As I put the cleaners and polishes into the bags, I wondered about each customer. What did Mrs. Hutchinson look like? What kinds of houses were on Movenwood Road? Why had Mrs. Dempsey ordered a rust-resistant wire toilet-bowl brush two weeks in a row? I pictured Dad later knocking confidently on her front door, handing over the white paper bag, and saying proudly, ``Not to worry, ma'am, your order has been filled.''
Form in hand, I'd read aloud each item as I walked from table to table. ``Two vanilla-scented shampoos, one oven cleaner, and a dry-mop replacement head.'' List complete, I'd select the appropriate-sized white paper bag.
Sometimes from nowhere, Dad would suddenly appear over my shoulder as I packed. ``Eh, not so fast. Remember to load the heaviest items first.''
Corrected, I passed on the filled bags for final inspection. ``Always double-check with your order form,'' he'd say, adding the can of appliance cleaner I had overlooked. ``Accuracy shows the customers they're worth the extra effort.''
With a quick snap from the gray stapler, my father attached the receipt to the sealed bag, bestowing his final approval.
The sounds of car doors slamming shut jolted me out of bed on Saturday morning. I knew Dad was in the driveway arranging two large boxes of bagged orders in ``Big Bluey,'' our 1966 Ford station wagon. I dashed around, getting dressed and gobbling a bowl of cereal. My father did not stand for tardiness.

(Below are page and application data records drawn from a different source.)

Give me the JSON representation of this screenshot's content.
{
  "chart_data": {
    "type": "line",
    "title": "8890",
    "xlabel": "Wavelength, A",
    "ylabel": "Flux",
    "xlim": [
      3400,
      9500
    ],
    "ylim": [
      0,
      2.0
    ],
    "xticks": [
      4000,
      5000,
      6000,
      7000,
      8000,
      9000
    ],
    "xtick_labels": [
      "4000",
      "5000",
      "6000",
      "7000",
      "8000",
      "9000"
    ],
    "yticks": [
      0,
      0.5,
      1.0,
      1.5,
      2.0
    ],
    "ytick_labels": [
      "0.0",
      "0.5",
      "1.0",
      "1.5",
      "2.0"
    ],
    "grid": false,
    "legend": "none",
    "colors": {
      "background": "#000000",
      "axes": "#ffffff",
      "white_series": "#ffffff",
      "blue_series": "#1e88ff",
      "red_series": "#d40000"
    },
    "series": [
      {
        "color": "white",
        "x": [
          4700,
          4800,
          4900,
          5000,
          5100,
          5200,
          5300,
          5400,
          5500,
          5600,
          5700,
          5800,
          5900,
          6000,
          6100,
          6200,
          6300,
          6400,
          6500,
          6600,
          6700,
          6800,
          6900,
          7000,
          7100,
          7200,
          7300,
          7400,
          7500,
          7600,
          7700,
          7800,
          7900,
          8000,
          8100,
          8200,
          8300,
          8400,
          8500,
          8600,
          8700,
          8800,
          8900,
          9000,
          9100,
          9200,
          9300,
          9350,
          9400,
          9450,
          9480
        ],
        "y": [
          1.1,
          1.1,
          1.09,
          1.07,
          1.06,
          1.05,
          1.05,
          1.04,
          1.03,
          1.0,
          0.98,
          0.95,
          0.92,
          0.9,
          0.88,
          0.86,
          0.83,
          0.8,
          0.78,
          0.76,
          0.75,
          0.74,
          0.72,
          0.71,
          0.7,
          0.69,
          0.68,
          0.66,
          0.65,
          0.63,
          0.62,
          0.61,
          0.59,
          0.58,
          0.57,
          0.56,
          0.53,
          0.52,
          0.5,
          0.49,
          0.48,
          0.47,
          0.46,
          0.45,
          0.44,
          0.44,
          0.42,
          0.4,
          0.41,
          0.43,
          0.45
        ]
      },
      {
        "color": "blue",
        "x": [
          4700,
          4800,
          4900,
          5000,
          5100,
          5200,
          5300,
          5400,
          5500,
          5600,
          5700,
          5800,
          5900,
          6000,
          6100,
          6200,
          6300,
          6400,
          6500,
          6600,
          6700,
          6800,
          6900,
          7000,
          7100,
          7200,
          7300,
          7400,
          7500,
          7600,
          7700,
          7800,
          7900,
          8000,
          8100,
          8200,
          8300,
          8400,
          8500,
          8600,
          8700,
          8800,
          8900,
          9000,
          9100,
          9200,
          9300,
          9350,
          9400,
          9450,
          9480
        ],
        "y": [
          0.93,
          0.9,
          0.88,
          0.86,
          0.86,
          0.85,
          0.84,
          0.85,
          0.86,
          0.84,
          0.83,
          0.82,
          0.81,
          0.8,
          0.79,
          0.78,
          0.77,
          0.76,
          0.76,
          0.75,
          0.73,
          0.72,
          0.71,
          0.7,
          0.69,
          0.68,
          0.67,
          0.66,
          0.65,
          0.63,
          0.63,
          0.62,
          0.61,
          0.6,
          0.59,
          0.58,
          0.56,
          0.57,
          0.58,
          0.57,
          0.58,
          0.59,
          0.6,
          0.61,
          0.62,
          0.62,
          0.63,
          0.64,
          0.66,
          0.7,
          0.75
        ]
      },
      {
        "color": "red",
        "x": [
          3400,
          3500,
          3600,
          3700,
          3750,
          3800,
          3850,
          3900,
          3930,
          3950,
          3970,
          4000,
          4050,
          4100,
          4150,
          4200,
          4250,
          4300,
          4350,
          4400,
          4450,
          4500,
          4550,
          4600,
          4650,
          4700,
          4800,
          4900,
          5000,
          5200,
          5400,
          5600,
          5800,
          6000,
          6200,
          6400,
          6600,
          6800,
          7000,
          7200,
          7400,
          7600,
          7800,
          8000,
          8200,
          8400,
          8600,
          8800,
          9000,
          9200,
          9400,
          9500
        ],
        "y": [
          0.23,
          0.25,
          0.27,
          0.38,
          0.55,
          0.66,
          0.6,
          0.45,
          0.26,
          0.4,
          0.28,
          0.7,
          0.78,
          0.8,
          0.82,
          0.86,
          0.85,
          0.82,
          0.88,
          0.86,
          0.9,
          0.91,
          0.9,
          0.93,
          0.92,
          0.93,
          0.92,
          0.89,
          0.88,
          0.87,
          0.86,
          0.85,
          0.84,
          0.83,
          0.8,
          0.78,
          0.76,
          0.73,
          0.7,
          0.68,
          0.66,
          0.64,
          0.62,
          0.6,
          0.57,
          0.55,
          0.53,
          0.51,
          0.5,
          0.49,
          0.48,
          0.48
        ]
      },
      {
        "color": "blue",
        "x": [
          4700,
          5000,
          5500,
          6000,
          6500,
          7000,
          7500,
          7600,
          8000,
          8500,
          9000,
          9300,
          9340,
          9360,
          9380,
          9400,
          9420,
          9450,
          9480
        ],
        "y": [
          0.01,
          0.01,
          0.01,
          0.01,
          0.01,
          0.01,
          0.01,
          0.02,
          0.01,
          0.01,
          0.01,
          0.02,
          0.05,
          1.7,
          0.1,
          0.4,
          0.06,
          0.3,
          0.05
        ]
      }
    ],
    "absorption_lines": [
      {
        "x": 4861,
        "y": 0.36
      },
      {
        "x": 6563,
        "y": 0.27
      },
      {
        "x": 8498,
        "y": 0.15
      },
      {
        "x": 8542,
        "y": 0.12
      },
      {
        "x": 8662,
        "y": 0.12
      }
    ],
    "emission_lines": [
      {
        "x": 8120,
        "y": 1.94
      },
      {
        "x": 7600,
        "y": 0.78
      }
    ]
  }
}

Harried but excited, I slipped into my appointed spot in Big Bluey's front seat. With the engine's roar, our adventure had begun.
What I didn't realize on those mornings was that door-to-door sales people like my Dad were becoming obsolete before my eyes. Fewer and fewer people at home during the day meant a way of life was disappearing. His knock was frequently unanswered. I overheard him confide to my mother: ``This is the loneliest work I've ever known.''
But he kept walking.
Once, while we were riding home from deliveries, he explained how he competed against the newly established discount stores and malls. ``You have to tell your customer: `My product will out-clean, out-brush, and out-polish whatever you are using now.' That's my personal guarantee.''
Stopped at a red light, he readjusted his hands on the steering wheel. With humility and seriousness he continued, ``You offer your word. Simple as that. See that it stands.''
``The people are the best part of the business,'' he told me repeatedly. But in time, he admitted that the people and society had changed.
Shortly before I started fifth grade, our family moved to Florida where he accepted a non-commissioned sales position.
There are no salesmen like my father today. It's sad to know that even if there were, I probably wouldn't trust them were they to appear at my front door.
But my sadness is eased by memories of sitting beside Dad during our Saturday rides in Big Bluey. Watching him, I learned how respect is given and how it is earned. His actions demonstrated that hard work is the norm, not the exception.
In ways I'm sure he never realized, my father, the salesman, gave himself as an example of how I should live. That was the real gift he offered.